Tough Guys (Have Feelings Too) by Keith Negley
Another handsome book from Flying Eye. Keith Negley takes us through a series a prints (or pages in the style of), exposing the tender sides of manly men from superheroes to sailors, all through the lens of the paternal relationship and play, as evidenced by the final spread and endpapers. The stylised illustration is always graphically interesting, but never loses its essential expressive qualities. Each spread implies its own story, and the emotions of those involved can be interpreted as you read.
The book really makes the most of a simple idea and executes it with wit and sensitivity. It's a success all round as a work of art but for a young audience it can have real, specific value.
The Seeds of Friendship by Michael Foreman (Walker Books)
I've long been aware of Michael Foreman as a children's illustrator so I was interested to see what his latest book as author and illustrator might hold. It turns out to be quite fascinating, but not, I fear, wholly successful. It's a story of making friends in a new country and changing your environment, focused on Adam, who lives in a tall city tower block.
Foreman's use of images is both astute and ambitious - he is reducing everything as closely as possible to symbols: children, animals, landscapes, flowers, to encode the story at its most basic level, and manages to retain texture and individual character. Part of the effect is his careful control of colour (predominant ones are blue, grey and green).
Sidenote: Futura seems to be Walker's font of choice this year.
Poles Apart by Jeanne Willis and Jarvis (Nosy Crow)
Poles apart is an interesting beast, from a well-established children's author and a relatively new illustrator. It concerns a family of penguins on the way to a picnic, who get lost and end up at the North Pole, where they meet a very kind polar bear called Mr. White. The rest of the story, in very rhythmic form, concerns their journey home across the world. It does seem that there's just a little more writing here than there need be, although it does offer some good jokes and character building through dialogue. The art is in a crayon style, rough-textured, and seems at its best between the polar regions when it characterises each of the countries the travellers pass through with a distinct sense of atmosphere.

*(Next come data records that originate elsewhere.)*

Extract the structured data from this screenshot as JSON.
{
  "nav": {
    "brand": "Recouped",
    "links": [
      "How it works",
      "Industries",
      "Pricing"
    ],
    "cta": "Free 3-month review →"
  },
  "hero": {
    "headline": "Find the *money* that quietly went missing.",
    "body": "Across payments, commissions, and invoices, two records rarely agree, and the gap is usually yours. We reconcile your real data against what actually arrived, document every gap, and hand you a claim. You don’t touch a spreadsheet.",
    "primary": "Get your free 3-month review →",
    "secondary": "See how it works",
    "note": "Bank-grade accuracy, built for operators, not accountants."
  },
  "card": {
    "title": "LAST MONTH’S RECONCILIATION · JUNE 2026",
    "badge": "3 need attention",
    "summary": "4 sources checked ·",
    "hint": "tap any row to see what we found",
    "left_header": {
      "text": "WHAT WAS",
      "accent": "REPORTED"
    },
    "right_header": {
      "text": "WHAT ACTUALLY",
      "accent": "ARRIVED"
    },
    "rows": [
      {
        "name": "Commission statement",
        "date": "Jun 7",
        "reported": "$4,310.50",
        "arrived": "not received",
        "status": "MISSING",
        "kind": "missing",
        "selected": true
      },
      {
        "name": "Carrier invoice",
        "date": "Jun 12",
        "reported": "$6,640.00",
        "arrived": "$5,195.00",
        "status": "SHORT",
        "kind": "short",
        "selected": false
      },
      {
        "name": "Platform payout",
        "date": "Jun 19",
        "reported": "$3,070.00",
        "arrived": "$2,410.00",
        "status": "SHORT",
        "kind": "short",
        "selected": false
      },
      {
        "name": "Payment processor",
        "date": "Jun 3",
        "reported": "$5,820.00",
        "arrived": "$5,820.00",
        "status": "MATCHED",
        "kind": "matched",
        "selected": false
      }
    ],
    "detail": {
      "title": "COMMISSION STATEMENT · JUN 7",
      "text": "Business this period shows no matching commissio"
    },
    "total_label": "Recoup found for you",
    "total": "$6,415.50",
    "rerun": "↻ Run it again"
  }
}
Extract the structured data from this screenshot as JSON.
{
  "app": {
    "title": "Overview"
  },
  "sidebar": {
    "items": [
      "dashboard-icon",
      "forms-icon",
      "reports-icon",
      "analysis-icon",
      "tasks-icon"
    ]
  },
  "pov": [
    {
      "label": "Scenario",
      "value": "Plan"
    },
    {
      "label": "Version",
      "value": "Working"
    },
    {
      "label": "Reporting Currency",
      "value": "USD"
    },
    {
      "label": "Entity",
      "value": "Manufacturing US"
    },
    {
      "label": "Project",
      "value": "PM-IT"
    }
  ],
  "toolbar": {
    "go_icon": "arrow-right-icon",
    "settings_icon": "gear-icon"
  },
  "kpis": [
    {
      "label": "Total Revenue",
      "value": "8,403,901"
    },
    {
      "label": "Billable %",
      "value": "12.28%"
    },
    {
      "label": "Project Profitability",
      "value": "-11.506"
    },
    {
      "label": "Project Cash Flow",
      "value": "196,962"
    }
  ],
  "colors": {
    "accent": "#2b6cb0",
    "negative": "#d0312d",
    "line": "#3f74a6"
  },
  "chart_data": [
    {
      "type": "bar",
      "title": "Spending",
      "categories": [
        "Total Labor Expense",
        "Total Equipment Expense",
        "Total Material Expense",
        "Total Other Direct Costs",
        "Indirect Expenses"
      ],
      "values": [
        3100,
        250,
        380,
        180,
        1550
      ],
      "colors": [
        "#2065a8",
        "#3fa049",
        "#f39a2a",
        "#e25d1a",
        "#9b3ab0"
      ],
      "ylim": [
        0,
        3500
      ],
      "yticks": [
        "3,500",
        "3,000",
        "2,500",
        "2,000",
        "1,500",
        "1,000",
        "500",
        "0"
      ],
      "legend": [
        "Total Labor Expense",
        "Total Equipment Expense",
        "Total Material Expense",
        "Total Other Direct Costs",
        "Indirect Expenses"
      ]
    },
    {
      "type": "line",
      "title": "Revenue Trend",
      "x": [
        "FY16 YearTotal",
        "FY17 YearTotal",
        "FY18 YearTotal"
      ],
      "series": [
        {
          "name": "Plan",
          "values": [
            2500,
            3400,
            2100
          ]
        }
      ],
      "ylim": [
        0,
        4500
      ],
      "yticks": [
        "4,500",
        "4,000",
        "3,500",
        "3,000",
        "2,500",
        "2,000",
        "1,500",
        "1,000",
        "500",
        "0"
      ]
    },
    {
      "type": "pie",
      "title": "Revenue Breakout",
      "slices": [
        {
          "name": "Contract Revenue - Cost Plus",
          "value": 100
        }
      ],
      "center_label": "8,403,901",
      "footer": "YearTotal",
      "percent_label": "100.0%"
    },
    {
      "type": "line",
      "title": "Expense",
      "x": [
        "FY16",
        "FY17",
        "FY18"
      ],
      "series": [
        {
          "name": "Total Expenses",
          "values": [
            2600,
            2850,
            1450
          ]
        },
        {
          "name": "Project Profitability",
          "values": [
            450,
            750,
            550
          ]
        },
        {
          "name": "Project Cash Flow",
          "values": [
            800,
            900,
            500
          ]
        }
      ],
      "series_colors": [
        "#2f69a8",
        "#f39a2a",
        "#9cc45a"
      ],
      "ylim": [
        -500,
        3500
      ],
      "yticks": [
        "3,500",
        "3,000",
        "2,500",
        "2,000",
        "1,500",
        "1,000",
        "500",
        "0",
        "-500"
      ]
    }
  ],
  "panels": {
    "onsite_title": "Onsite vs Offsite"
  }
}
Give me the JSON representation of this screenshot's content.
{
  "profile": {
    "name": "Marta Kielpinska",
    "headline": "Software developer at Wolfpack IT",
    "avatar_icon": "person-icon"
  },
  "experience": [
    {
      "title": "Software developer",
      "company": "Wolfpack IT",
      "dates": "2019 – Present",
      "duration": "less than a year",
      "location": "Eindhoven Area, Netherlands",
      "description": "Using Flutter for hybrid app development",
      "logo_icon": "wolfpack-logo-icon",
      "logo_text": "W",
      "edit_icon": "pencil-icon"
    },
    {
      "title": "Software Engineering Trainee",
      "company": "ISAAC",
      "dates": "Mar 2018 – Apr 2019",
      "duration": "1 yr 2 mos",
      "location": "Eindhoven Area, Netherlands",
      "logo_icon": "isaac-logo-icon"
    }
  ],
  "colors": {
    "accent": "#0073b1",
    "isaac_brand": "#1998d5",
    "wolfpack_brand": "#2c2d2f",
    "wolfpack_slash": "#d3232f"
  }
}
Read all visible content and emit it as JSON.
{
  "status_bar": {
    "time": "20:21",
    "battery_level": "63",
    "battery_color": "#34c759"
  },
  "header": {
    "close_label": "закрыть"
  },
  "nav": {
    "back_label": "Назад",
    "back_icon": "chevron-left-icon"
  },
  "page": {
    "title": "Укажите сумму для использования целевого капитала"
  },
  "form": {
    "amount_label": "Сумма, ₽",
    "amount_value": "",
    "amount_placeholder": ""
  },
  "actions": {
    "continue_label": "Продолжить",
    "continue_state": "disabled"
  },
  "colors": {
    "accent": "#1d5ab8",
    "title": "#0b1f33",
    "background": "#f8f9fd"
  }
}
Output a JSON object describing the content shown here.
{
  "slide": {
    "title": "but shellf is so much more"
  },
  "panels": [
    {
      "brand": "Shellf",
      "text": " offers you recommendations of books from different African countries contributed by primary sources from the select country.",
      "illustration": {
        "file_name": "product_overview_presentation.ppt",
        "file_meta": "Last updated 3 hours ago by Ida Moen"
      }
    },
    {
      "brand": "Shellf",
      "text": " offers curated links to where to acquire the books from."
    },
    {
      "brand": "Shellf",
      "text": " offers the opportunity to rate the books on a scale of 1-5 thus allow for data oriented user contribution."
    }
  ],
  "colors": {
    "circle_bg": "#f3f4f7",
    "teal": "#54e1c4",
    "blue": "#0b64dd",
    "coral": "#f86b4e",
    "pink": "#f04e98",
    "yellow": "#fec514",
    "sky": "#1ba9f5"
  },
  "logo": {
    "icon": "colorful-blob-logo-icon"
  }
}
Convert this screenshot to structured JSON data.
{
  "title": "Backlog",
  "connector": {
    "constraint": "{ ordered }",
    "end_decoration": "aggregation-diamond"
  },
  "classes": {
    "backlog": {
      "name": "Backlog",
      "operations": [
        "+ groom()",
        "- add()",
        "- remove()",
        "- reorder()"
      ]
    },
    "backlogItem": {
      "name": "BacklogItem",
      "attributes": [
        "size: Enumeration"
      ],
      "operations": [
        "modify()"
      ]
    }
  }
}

On a fundamental level, this is a very conservative book. Traditional family roles apply and there is repeated emphasis on the penguins and polar bear returning where they "belong". This extends to the pattern of words and images used to distinguish the different locales - each is stereotyped and given a signature adjective - putting it in its place. The ending bamboozled me, not least because I missed the last page on my first reading. It's on an even page, which it turns out is an unusual thing for a picture book - and frankly I was content with the open ending the penultimate page seemed to be offering. The final little bit of plot that leads to this is created by microscopic details on one panel of the spread preceding that, which fact I like for demanding close attention to work out the genesis. What the ending means for the book changes from page to page - if you left off like I did just before the end it is a different book. As it is, it ultimately reinforces its worldview.
In the end, Poles Apart is an entertaining book and enjoyable for its sense of colour, detail and character.
Note: This book comes with a free audiobook, if you have a device that can read the QR code inside the front cover.